It can be really annoying when the client tells the therapist, “You Can Go Deeper”, or simply “I like it much harder than that.” At first glance, it’s a reasonable request: the client is coming to the therapist for a particular experience, and they deserve to have it. But it can also feel frustrating, controlling, and even demeaning to have the client direct aspects of the treatment that are part of the art, science, and technique of the therapist. In a traditionally female profession where the work is often characterized as pampering rather than healing, this direction, often given by a man, can come across as domineering and patronizing.
Many of the therapists I’ve mentored and taught respond to such direction by giving the client what they are asking for while bristling silently. (My protegee Eileen, who’s very small, told me that some men look her up and down dismissively before a massage and say, “You’re such a little girl… I like a deep massage”. She smiles and says, “Well, I’ll do my best.” In session, she gradually increases the pressure while meekly asking, “is it enough?” until the client is writhing and begging for mercy. Sometimes, paybacks don’t wait until hell.)
When a client seeks to direct you and what they’re asking for doesn’t seem to be in their best interest, it helps to have clear language for explaining your choice of pressure. A simple, confident explanation usually improves the outcome for the client – first, because they may accept your approach and second because they perceive your expertise, which may allow them to surrender and let you do what you do best. But you do need to understand verbally the things you do automatically, and to craft clear language for explaining it.
Developing the range of pressures in your work and developing your vocabulary for talking about how different pressures create different effects in the nervous system, will help you practice better and your clients get better outcomes.
If the client or practitioner is having trouble feeling their own body (and therefore the other’s).
Someone is scared
Either party, client, or therapist may fear that the therapist will exacerbate rather than help the client’s injury.
Maybe the therapist or client has a past trauma that the touch communication is triggering.
Feeling itself can sometimes feel like a flood – just too much to stick with.
Either party may worry that the other person might harm them physically, emotionally, legally, etc.
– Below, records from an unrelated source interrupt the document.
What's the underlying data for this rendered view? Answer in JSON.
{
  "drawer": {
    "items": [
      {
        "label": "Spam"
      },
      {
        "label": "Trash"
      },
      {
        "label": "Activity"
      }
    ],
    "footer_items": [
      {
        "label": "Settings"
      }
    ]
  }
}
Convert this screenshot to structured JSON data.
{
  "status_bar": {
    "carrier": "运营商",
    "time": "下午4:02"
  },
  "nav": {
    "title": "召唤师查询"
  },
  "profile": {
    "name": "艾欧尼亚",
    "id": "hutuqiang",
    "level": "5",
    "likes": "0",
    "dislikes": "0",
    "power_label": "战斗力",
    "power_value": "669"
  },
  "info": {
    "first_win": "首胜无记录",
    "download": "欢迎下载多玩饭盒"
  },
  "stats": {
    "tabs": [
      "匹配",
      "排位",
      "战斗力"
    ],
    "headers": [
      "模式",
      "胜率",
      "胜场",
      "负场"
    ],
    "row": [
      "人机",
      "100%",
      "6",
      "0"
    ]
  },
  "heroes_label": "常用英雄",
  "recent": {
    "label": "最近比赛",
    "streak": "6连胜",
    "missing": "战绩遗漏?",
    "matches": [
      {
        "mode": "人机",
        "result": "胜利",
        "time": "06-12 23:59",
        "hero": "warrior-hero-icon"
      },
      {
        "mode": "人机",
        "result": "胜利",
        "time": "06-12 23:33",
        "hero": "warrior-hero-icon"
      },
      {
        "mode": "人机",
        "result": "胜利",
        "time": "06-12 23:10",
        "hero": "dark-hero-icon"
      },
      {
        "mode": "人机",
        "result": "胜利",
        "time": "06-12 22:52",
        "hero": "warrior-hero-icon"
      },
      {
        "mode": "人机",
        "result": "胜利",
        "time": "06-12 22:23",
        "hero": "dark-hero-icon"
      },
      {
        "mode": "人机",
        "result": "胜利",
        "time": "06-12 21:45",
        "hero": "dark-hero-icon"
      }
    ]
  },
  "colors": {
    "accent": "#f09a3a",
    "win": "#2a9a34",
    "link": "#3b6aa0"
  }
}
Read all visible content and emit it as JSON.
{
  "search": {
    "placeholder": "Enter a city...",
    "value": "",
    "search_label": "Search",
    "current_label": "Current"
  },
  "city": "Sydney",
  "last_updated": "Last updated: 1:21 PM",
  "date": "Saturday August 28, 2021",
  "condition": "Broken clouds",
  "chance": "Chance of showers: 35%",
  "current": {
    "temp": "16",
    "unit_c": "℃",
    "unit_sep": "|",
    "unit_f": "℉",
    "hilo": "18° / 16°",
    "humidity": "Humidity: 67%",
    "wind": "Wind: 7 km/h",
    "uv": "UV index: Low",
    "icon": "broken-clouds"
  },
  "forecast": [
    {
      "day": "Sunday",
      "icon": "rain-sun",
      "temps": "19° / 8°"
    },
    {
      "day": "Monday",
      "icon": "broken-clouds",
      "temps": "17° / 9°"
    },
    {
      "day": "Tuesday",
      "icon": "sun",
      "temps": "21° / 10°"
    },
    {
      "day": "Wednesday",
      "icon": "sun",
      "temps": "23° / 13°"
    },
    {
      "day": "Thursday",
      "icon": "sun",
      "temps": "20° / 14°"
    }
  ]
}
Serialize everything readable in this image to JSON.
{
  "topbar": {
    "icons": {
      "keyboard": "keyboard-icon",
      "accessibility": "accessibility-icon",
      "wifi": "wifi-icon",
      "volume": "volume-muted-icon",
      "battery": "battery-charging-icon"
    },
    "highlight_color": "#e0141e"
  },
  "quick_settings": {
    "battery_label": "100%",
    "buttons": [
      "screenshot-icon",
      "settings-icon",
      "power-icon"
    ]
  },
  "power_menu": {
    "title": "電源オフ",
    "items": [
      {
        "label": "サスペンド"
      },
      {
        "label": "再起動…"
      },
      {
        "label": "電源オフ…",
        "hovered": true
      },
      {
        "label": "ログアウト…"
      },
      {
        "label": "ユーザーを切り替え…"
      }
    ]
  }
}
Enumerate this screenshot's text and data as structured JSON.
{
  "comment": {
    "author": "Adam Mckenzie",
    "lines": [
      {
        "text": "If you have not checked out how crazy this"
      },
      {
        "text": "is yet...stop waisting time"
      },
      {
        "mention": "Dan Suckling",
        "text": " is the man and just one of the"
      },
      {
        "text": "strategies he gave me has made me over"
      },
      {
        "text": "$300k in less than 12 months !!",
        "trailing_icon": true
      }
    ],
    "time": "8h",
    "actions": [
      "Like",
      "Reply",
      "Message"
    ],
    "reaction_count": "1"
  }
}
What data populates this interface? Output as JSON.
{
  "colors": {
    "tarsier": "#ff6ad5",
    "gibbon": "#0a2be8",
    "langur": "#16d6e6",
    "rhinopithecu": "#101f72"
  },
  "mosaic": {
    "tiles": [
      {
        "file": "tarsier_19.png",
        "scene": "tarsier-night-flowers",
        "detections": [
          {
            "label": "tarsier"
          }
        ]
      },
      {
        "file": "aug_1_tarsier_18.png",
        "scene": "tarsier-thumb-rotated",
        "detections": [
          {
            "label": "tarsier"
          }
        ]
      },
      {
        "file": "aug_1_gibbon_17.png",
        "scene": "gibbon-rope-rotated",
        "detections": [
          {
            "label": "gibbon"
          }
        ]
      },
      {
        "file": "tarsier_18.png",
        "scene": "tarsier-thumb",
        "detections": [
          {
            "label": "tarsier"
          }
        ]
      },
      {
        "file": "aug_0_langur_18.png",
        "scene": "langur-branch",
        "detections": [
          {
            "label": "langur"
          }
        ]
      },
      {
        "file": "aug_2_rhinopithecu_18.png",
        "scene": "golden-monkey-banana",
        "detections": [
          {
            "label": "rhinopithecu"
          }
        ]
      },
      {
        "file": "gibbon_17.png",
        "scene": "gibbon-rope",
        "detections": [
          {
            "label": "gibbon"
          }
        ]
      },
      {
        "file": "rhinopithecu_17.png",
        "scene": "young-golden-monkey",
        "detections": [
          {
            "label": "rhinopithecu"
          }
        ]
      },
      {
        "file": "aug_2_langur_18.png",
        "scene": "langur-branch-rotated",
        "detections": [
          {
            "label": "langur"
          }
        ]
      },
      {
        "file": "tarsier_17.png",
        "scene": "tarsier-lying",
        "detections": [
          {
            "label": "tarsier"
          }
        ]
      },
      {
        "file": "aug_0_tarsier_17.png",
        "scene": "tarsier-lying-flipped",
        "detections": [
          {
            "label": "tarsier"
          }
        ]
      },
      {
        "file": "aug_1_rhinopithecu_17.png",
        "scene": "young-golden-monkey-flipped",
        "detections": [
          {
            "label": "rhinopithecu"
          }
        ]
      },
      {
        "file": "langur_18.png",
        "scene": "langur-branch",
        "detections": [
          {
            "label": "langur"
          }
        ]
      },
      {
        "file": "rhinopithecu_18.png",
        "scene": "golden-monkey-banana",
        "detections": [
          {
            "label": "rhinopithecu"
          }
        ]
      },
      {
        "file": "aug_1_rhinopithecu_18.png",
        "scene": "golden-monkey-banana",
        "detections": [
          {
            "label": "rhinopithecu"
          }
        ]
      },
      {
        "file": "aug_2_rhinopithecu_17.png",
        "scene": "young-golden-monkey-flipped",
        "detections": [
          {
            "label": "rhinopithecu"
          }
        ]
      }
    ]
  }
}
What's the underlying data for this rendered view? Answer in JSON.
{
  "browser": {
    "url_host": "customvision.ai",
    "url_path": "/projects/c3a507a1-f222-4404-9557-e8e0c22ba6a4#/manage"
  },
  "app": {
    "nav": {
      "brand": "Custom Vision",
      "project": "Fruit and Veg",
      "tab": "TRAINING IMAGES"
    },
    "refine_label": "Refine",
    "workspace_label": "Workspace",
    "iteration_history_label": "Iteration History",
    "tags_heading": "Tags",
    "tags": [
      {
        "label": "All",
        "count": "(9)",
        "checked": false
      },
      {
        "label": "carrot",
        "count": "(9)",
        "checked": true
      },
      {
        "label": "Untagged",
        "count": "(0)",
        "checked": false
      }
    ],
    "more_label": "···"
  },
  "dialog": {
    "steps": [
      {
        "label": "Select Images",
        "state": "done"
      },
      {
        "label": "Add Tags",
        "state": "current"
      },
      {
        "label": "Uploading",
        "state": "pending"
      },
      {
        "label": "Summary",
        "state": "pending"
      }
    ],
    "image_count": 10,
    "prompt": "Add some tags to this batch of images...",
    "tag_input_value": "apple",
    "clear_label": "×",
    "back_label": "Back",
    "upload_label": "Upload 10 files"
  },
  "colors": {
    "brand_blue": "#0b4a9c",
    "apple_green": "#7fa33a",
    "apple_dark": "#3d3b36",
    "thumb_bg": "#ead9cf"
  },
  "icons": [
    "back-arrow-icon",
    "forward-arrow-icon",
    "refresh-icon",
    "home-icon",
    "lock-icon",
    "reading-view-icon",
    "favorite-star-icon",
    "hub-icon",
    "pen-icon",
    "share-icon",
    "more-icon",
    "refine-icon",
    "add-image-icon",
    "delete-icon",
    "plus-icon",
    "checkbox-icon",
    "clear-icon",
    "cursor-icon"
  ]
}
One or the other party is attached to a specific outcome irrespective of what’s really happening in the moment or ignorant of the abilities of the other person.
In some states, a massage therapist is legally required to ask the client whether the touch is too deep. That’s always disturbed me. Of course, it’s important that the client be comfortable while being treated. But by the same token, it’s important that the client achieve the goal of relaxation, injury easing, coordination, energy flow, circulation etc, etc., and the therapist is the one with the skills and knowledge to figure out how to create the desired effect.